**About this task:** Every line in the data below that has the word "OneNote" should be returned.

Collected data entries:
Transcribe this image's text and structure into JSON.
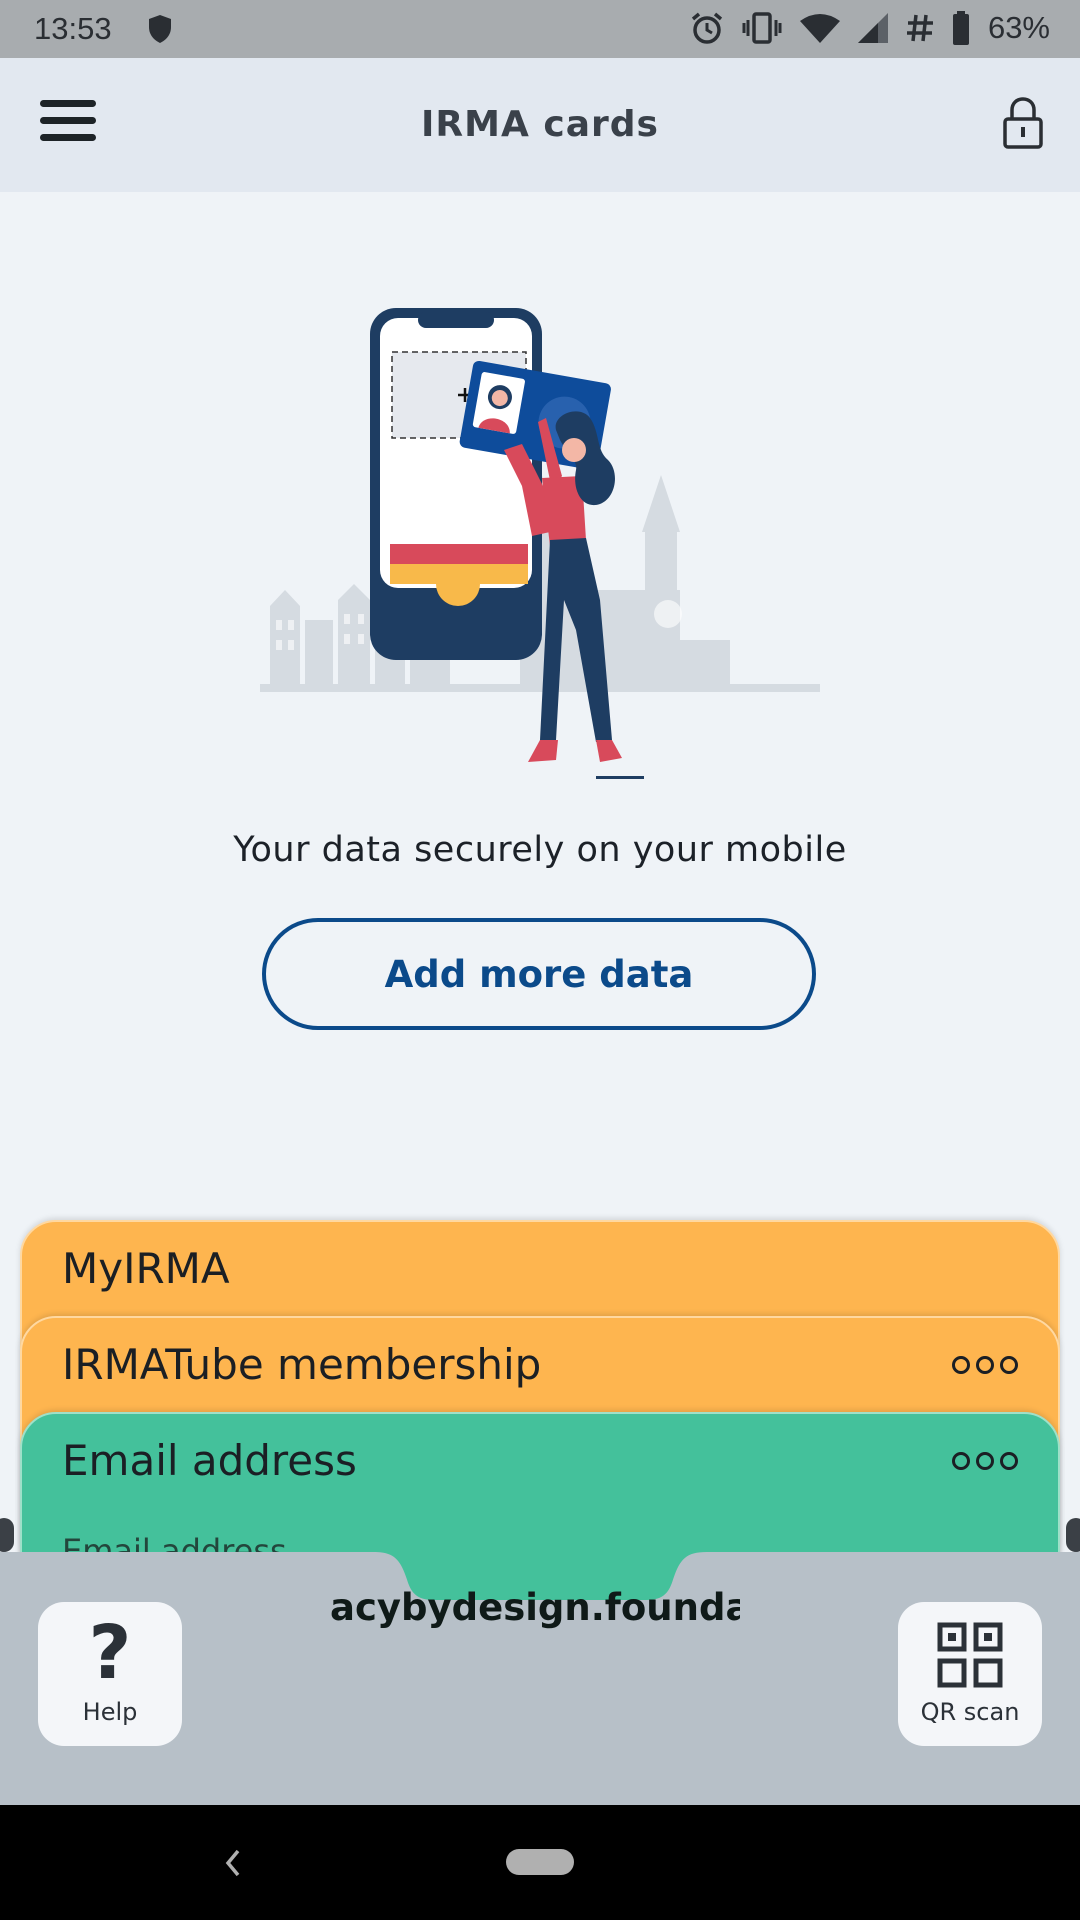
{
  "status_bar": {
    "time": "13:53",
    "battery": "63%",
    "icons": [
      "shield-icon",
      "alarm-icon",
      "vibrate-icon",
      "wifi-icon",
      "signal-icon",
      "hash-icon",
      "battery-icon"
    ]
  },
  "app_bar": {
    "title": "IRMA cards",
    "menu_icon": "hamburger-icon",
    "lock_icon": "lock-icon"
  },
  "hero": {
    "tagline": "Your data securely on your mobile",
    "add_button": "Add more data"
  },
  "cards": [
    {
      "title": "MyIRMA",
      "color": "#feb54f"
    },
    {
      "title": "IRMATube membership",
      "color": "#feb54f",
      "menu_icon": "more-icon"
    },
    {
      "title": "Email address",
      "color": "#44c19b",
      "menu_icon": "more-icon",
      "field_label": "Email address",
      "field_value": "acybydesign.foundat"
    }
  ],
  "bottom_bar": {
    "help_label": "Help",
    "qr_label": "QR scan"
  },
  "colors": {
    "accent": "#0b4a8a",
    "card_orange": "#feb54f",
    "card_green": "#44c19b",
    "app_bar": "#e2e8f0",
    "background": "#eff3f7"
  }
}
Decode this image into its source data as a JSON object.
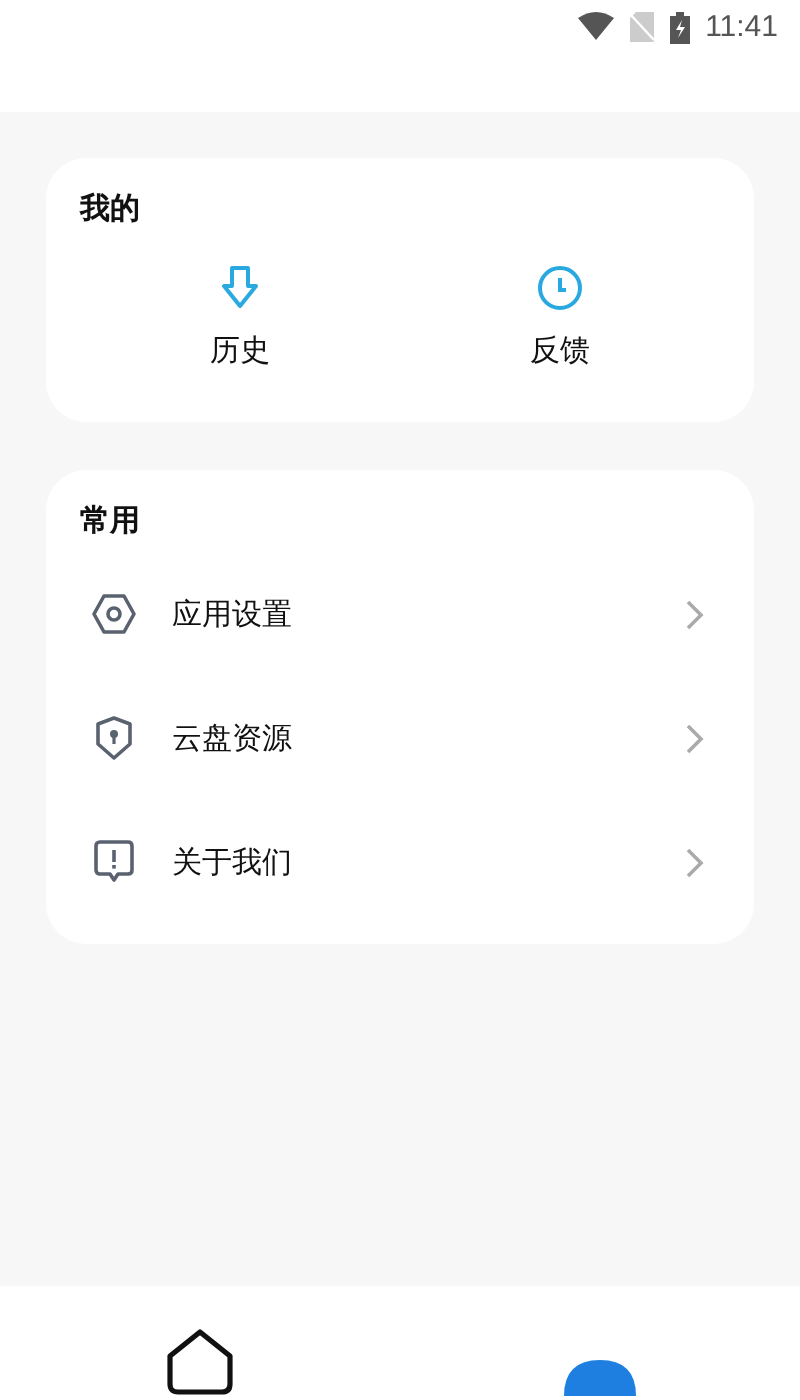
{
  "status_bar": {
    "time": "11:41"
  },
  "mine": {
    "title": "我的",
    "items": [
      {
        "label": "历史",
        "kind": "download"
      },
      {
        "label": "反馈",
        "kind": "clock"
      }
    ]
  },
  "common": {
    "title": "常用",
    "items": [
      {
        "label": "应用设置",
        "kind": "settings"
      },
      {
        "label": "云盘资源",
        "kind": "shield"
      },
      {
        "label": "关于我们",
        "kind": "alert"
      }
    ]
  },
  "bottom_nav": {
    "tabs": [
      {
        "kind": "home",
        "selected": false
      },
      {
        "kind": "profile",
        "selected": true
      }
    ]
  }
}
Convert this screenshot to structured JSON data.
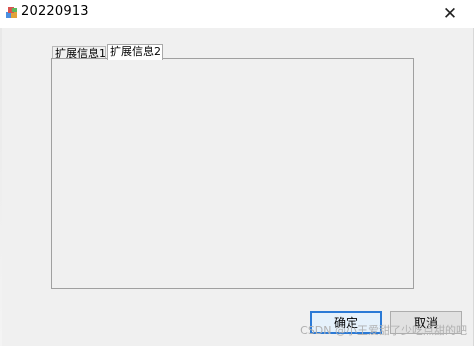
{
  "window": {
    "title": "20220913"
  },
  "titlebar": {
    "close_glyph": "✕",
    "icon": "app-icon"
  },
  "tabs": [
    {
      "label": "扩展信息1"
    },
    {
      "label": "扩展信息2"
    }
  ],
  "buttons": {
    "ok_label": "确定",
    "cancel_label": "取消"
  },
  "watermark": "CSDN @小王爱甜了少吃点甜的吧",
  "colors": {
    "focus_border": "#2b7ad6",
    "panel_bg": "#f0f0f0"
  }
}
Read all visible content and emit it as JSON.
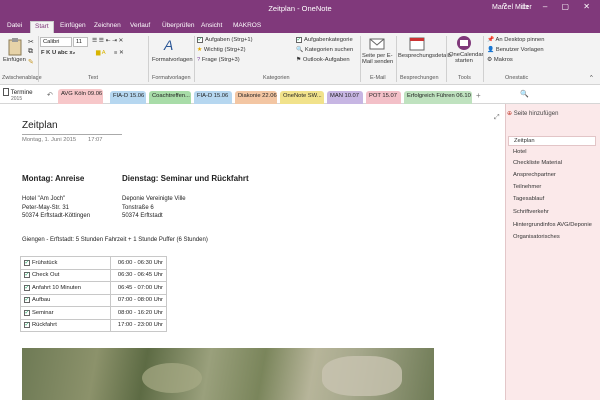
{
  "window": {
    "qat": "",
    "title": "Zeitplan - OneNote",
    "user": "Marcel Miller",
    "controls": "? ▭ – ▢ ✕"
  },
  "ribbon_tabs": [
    "Datei",
    "Start",
    "Einfügen",
    "Zeichnen",
    "Verlauf",
    "Überprüfen",
    "Ansicht",
    "MAKROS"
  ],
  "ribbon": {
    "paste_label": "Einfügen",
    "font_name": "Calibri",
    "font_size": "11",
    "format_buttons": "F  K  U  abc  x₂",
    "formatvorlagen": "Formatvorlagen",
    "tags": [
      "Aufgaben (Strg+1)",
      "Wichtig (Strg+2)",
      "Frage (Strg+3)"
    ],
    "aufgabenkategorie": "Aufgabenkategorie",
    "kategorien_suchen": "Kategorien suchen",
    "outlook_aufgaben": "Outlook-Aufgaben",
    "email_line1": "Seite per E-",
    "email_line2": "Mail senden",
    "meeting_details": "Besprechungsdetails",
    "onecal_line1": "OneCalendar",
    "onecal_line2": "starten",
    "dock": "An Desktop pinnen",
    "user_templates": "Benutzer Vorlagen",
    "makros": "Makros",
    "group_labels": {
      "clipboard": "Zwischenablage",
      "text": "Text",
      "styles": "Formatvorlagen",
      "tags": "Kategorien",
      "email": "E-Mail",
      "meetings": "Besprechungen",
      "tools": "Tools",
      "onestatic": "Onestatic"
    }
  },
  "notebook": {
    "name": "Termine",
    "year": "2015"
  },
  "section_tabs": [
    {
      "label": "AVG Köln 09.06",
      "color": "#f7c7c9"
    },
    {
      "label": "FIA-D 15.06",
      "color": "#b6d7f0"
    },
    {
      "label": "Coachtreffen...",
      "color": "#a8dca8"
    },
    {
      "label": "FIA-D 15.06",
      "color": "#b6d7f0"
    },
    {
      "label": "Diakonie 22.06",
      "color": "#f3c6a3"
    },
    {
      "label": "OneNote SW...",
      "color": "#f1e28b"
    },
    {
      "label": "MAN 10.07",
      "color": "#c7b6e3"
    },
    {
      "label": "POT 15.07",
      "color": "#f3c0c8"
    },
    {
      "label": "Erfolgreich Führen 06.10",
      "color": "#bfe2bf"
    }
  ],
  "page": {
    "title": "Zeitplan",
    "date": "Montag, 1. Juni 2015",
    "time": "17:07",
    "col1_heading": "Montag: Anreise",
    "col2_heading": "Dienstag: Seminar und Rückfahrt",
    "col1_address": [
      "Hotel \"Am Joch\"",
      "Peter-May-Str. 31",
      "50374 Erftstadt-Köttingen"
    ],
    "col2_address": [
      "Deponie Vereinigte Ville",
      "Tonstraße 6",
      "50374 Erftstadt"
    ],
    "route": "Giengen - Erftstadt: 5 Stunden Fahrzeit  + 1 Stunde Puffer (6  Stunden)",
    "schedule": [
      {
        "item": "Frühstück",
        "time": "06:00 - 06:30 Uhr"
      },
      {
        "item": "Check Out",
        "time": "06:30 - 06:45 Uhr"
      },
      {
        "item": "Anfahrt 10 Minuten",
        "time": "06:45 - 07:00 Uhr"
      },
      {
        "item": "Aufbau",
        "time": "07:00 - 08:00 Uhr"
      },
      {
        "item": "Seminar",
        "time": "08:00 - 16:20 Uhr"
      },
      {
        "item": "Rückfahrt",
        "time": "17:00 - 23:00 Uhr"
      }
    ]
  },
  "pages_panel": {
    "add_page": "Seite hinzufügen",
    "pages": [
      "Zeitplan",
      "Hotel",
      "Checkliste Material",
      "Ansprechpartner",
      "Teilnehmer",
      "Tagesablauf",
      "Schriftverkehr",
      "Hintergrundinfos AVG/Deponie",
      "Organisatorisches"
    ]
  }
}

**Answer below:**
    "title": "Zeitplan - OneNote",
      "label": "OneNote SW...",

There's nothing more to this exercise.